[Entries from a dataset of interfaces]
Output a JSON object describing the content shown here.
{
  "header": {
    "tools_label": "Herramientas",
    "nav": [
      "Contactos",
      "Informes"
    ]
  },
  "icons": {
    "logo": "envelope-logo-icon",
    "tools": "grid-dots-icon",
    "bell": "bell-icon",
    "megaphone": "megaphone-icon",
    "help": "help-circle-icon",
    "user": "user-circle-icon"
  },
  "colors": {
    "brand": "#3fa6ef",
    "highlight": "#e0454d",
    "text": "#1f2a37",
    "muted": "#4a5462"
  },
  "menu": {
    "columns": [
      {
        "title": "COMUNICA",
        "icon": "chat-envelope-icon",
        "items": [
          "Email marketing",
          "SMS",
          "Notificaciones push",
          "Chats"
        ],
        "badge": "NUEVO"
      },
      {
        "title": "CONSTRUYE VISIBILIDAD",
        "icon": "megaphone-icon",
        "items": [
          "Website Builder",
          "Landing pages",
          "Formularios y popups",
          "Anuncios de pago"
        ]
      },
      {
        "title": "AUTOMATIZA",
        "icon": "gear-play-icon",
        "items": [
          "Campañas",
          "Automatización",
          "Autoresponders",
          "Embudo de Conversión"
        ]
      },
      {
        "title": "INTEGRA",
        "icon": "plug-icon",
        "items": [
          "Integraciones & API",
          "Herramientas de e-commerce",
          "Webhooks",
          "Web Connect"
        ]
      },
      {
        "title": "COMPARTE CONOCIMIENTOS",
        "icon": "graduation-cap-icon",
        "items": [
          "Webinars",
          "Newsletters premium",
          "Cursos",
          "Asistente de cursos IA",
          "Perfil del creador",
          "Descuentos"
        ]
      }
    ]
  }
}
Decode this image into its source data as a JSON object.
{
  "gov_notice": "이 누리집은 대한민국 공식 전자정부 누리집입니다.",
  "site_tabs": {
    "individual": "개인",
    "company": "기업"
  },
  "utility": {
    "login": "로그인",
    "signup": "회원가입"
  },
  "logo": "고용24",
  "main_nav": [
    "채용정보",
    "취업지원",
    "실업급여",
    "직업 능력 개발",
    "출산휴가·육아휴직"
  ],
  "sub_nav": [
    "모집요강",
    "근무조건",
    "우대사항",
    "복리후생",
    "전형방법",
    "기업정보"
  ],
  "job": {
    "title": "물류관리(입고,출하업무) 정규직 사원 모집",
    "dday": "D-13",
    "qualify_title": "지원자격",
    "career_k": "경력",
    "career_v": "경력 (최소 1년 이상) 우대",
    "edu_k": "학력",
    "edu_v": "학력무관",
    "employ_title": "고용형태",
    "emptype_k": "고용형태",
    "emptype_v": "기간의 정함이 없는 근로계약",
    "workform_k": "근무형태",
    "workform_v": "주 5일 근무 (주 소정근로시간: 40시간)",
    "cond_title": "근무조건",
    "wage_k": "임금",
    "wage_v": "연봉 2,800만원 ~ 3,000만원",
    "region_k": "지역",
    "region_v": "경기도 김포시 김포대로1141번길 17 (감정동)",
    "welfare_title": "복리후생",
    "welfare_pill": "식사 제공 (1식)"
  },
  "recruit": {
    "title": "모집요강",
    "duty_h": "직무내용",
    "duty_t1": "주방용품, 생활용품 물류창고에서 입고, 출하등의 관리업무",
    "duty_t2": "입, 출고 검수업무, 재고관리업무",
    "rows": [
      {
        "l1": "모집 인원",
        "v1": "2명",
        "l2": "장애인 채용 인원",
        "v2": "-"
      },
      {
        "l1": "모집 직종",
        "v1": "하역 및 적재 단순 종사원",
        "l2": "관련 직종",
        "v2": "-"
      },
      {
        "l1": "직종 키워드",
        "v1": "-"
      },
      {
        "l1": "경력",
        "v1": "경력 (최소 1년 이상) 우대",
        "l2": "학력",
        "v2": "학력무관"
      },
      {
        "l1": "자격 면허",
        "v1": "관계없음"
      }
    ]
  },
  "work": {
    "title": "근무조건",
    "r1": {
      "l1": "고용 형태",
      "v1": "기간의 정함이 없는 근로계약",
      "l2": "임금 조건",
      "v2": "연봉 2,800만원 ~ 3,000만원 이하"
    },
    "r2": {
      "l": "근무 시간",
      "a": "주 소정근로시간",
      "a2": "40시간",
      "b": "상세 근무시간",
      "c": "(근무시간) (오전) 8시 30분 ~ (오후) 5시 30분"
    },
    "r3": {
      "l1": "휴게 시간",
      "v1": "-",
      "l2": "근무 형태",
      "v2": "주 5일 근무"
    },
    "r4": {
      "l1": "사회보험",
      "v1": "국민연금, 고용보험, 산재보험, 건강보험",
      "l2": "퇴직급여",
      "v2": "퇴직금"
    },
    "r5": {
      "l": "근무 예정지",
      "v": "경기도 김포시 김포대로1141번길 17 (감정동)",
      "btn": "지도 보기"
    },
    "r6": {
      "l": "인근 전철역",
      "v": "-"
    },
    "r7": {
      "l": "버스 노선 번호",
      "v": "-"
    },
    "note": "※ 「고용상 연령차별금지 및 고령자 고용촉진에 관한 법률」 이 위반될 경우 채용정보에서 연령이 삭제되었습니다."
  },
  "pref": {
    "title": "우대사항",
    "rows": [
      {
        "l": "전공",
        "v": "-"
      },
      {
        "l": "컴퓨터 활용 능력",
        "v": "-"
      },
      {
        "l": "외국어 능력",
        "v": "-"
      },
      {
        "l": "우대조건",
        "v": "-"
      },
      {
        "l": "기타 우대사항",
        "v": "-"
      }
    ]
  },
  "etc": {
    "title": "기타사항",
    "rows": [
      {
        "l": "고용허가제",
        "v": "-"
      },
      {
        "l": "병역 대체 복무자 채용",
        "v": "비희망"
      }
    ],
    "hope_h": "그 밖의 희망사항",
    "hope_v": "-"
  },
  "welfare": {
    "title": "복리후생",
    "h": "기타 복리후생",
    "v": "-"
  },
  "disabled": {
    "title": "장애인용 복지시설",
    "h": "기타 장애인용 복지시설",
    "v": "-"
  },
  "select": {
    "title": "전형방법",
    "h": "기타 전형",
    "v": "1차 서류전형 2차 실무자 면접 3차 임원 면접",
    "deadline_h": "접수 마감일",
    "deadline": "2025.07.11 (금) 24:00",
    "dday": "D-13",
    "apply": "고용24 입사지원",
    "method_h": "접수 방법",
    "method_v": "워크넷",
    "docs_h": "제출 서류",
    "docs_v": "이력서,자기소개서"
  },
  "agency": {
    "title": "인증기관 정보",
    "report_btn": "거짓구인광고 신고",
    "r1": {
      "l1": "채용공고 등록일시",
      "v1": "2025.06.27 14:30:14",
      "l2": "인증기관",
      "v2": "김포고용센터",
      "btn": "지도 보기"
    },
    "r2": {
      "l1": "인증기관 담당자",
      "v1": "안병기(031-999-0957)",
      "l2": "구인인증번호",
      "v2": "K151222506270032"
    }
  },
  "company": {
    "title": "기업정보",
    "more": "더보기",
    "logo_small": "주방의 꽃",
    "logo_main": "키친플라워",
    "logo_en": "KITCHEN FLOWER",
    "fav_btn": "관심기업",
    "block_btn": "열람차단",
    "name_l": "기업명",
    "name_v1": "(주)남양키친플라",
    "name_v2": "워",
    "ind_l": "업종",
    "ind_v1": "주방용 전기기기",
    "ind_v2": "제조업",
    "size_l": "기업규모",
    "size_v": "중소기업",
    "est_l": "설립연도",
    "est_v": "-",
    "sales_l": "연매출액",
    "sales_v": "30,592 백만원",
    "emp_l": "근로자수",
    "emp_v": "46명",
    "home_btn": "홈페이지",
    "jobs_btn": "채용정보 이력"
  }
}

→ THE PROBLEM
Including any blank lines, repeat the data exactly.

→ SOLUTION TO THIS TASK
Output a JSON object describing the content shown here.
{
  "header": {
    "tools_label": "Herramientas",
    "nav": [
      "Contactos",
      "Informes"
    ]
  },
  "icons": {
    "logo": "envelope-logo-icon",
    "tools": "grid-dots-icon",
    "bell": "bell-icon",
    "megaphone": "megaphone-icon",
    "help": "help-circle-icon",
    "user": "user-circle-icon"
  },
  "colors": {
    "brand": "#3fa6ef",
    "highlight": "#e0454d",
    "text": "#1f2a37",
    "muted": "#4a5462"
  },
  "menu": {
    "columns": [
      {
        "title": "COMUNICA",
        "icon": "chat-envelope-icon",
        "items": [
          "Email marketing",
          "SMS",
          "Notificaciones push",
          "Chats"
        ],
        "badge": "NUEVO"
      },
      {
        "title": "CONSTRUYE VISIBILIDAD",
        "icon": "megaphone-icon",
        "items": [
          "Website Builder",
          "Landing pages",
          "Formularios y popups",
          "Anuncios de pago"
        ]
      },
      {
        "title": "AUTOMATIZA",
        "icon": "gear-play-icon",
        "items": [
          "Campañas",
          "Automatización",
          "Autoresponders",
          "Embudo de Conversión"
        ]
      },
      {
        "title": "INTEGRA",
        "icon": "plug-icon",
        "items": [
          "Integraciones & API",
          "Herramientas de e-commerce",
          "Webhooks",
          "Web Connect"
        ]
      },
      {
        "title": "COMPARTE CONOCIMIENTOS",
        "icon": "graduation-cap-icon",
        "items": [
          "Webinars",
          "Newsletters premium",
          "Cursos",
          "Asistente de cursos IA",
          "Perfil del creador",
          "Descuentos"
        ]
      }
    ]
  }
}
Decode this image into its source data as a JSON object.
{
  "gov_notice": "이 누리집은 대한민국 공식 전자정부 누리집입니다.",
  "site_tabs": {
    "individual": "개인",
    "company": "기업"
  },
  "utility": {
    "login": "로그인",
    "signup": "회원가입"
  },
  "logo": "고용24",
  "main_nav": [
    "채용정보",
    "취업지원",
    "실업급여",
    "직업 능력 개발",
    "출산휴가·육아휴직"
  ],
  "sub_nav": [
    "모집요강",
    "근무조건",
    "우대사항",
    "복리후생",
    "전형방법",
    "기업정보"
  ],
  "job": {
    "title": "물류관리(입고,출하업무) 정규직 사원 모집",
    "dday": "D-13",
    "qualify_title": "지원자격",
    "career_k": "경력",
    "career_v": "경력 (최소 1년 이상) 우대",
    "edu_k": "학력",
    "edu_v": "학력무관",
    "employ_title": "고용형태",
    "emptype_k": "고용형태",
    "emptype_v": "기간의 정함이 없는 근로계약",
    "workform_k": "근무형태",
    "workform_v": "주 5일 근무 (주 소정근로시간: 40시간)",
    "cond_title": "근무조건",
    "wage_k": "임금",
    "wage_v": "연봉 2,800만원 ~ 3,000만원",
    "region_k": "지역",
    "region_v": "경기도 김포시 김포대로1141번길 17 (감정동)",
    "welfare_title": "복리후생",
    "welfare_pill": "식사 제공 (1식)"
  },
  "recruit": {
    "title": "모집요강",
    "duty_h": "직무내용",
    "duty_t1": "주방용품, 생활용품 물류창고에서 입고, 출하등의 관리업무",
    "duty_t2": "입, 출고 검수업무, 재고관리업무",
    "rows": [
      {
        "l1": "모집 인원",
        "v1": "2명",
        "l2": "장애인 채용 인원",
        "v2": "-"
      },
      {
        "l1": "모집 직종",
        "v1": "하역 및 적재 단순 종사원",
        "l2": "관련 직종",
        "v2": "-"
      },
      {
        "l1": "직종 키워드",
        "v1": "-"
      },
      {
        "l1": "경력",
        "v1": "경력 (최소 1년 이상) 우대",
        "l2": "학력",
        "v2": "학력무관"
      },
      {
        "l1": "자격 면허",
        "v1": "관계없음"
      }
    ]
  },
  "work": {
    "title": "근무조건",
    "r1": {
      "l1": "고용 형태",
      "v1": "기간의 정함이 없는 근로계약",
      "l2": "임금 조건",
      "v2": "연봉 2,800만원 ~ 3,000만원 이하"
    },
    "r2": {
      "l": "근무 시간",
      "a": "주 소정근로시간",
      "a2": "40시간",
      "b": "상세 근무시간",
      "c": "(근무시간) (오전) 8시 30분 ~ (오후) 5시 30분"
    },
    "r3": {
      "l1": "휴게 시간",
      "v1": "-",
      "l2": "근무 형태",
      "v2": "주 5일 근무"
    },
    "r4": {
      "l1": "사회보험",
      "v1": "국민연금, 고용보험, 산재보험, 건강보험",
      "l2": "퇴직급여",
      "v2": "퇴직금"
    },
    "r5": {
      "l": "근무 예정지",
      "v": "경기도 김포시 김포대로1141번길 17 (감정동)",
      "btn": "지도 보기"
    },
    "r6": {
      "l": "인근 전철역",
      "v": "-"
    },
    "r7": {
      "l": "버스 노선 번호",
      "v": "-"
    },
    "note": "※ 「고용상 연령차별금지 및 고령자 고용촉진에 관한 법률」 이 위반될 경우 채용정보에서 연령이 삭제되었습니다."
  },
  "pref": {
    "title": "우대사항",
    "rows": [
      {
        "l": "전공",
        "v": "-"
      },
      {
        "l": "컴퓨터 활용 능력",
        "v": "-"
      },
      {
        "l": "외국어 능력",
        "v": "-"
      },
      {
        "l": "우대조건",
        "v": "-"
      },
      {
        "l": "기타 우대사항",
        "v": "-"
      }
    ]
  },
  "etc": {
    "title": "기타사항",
    "rows": [
      {
        "l": "고용허가제",
        "v": "-"
      },
      {
        "l": "병역 대체 복무자 채용",
        "v": "비희망"
      }
    ],
    "hope_h": "그 밖의 희망사항",
    "hope_v": "-"
  },
  "welfare": {
    "title": "복리후생",
    "h": "기타 복리후생",
    "v": "-"
  },
  "disabled": {
    "title": "장애인용 복지시설",
    "h": "기타 장애인용 복지시설",
    "v": "-"
  },
  "select": {
    "title": "전형방법",
    "h": "기타 전형",
    "v": "1차 서류전형 2차 실무자 면접 3차 임원 면접",
    "deadline_h": "접수 마감일",
    "deadline": "2025.07.11 (금) 24:00",
    "dday": "D-13",
    "apply": "고용24 입사지원",
    "method_h": "접수 방법",
    "method_v": "워크넷",
    "docs_h": "제출 서류",
    "docs_v": "이력서,자기소개서"
  },
  "agency": {
    "title": "인증기관 정보",
    "report_btn": "거짓구인광고 신고",
    "r1": {
      "l1": "채용공고 등록일시",
      "v1": "2025.06.27 14:30:14",
      "l2": "인증기관",
      "v2": "김포고용센터",
      "btn": "지도 보기"
    },
    "r2": {
      "l1": "인증기관 담당자",
      "v1": "안병기(031-999-0957)",
      "l2": "구인인증번호",
      "v2": "K151222506270032"
    }
  },
  "company": {
    "title": "기업정보",
    "more": "더보기",
    "logo_small": "주방의 꽃",
    "logo_main": "키친플라워",
    "logo_en": "KITCHEN FLOWER",
    "fav_btn": "관심기업",
    "block_btn": "열람차단",
    "name_l": "기업명",
    "name_v1": "(주)남양키친플라",
    "name_v2": "워",
    "ind_l": "업종",
    "ind_v1": "주방용 전기기기",
    "ind_v2": "제조업",
    "size_l": "기업규모",
    "size_v": "중소기업",
    "est_l": "설립연도",
    "est_v": "-",
    "sales_l": "연매출액",
    "sales_v": "30,592 백만원",
    "emp_l": "근로자수",
    "emp_v": "46명",
    "home_btn": "홈페이지",
    "jobs_btn": "채용정보 이력"
  }
}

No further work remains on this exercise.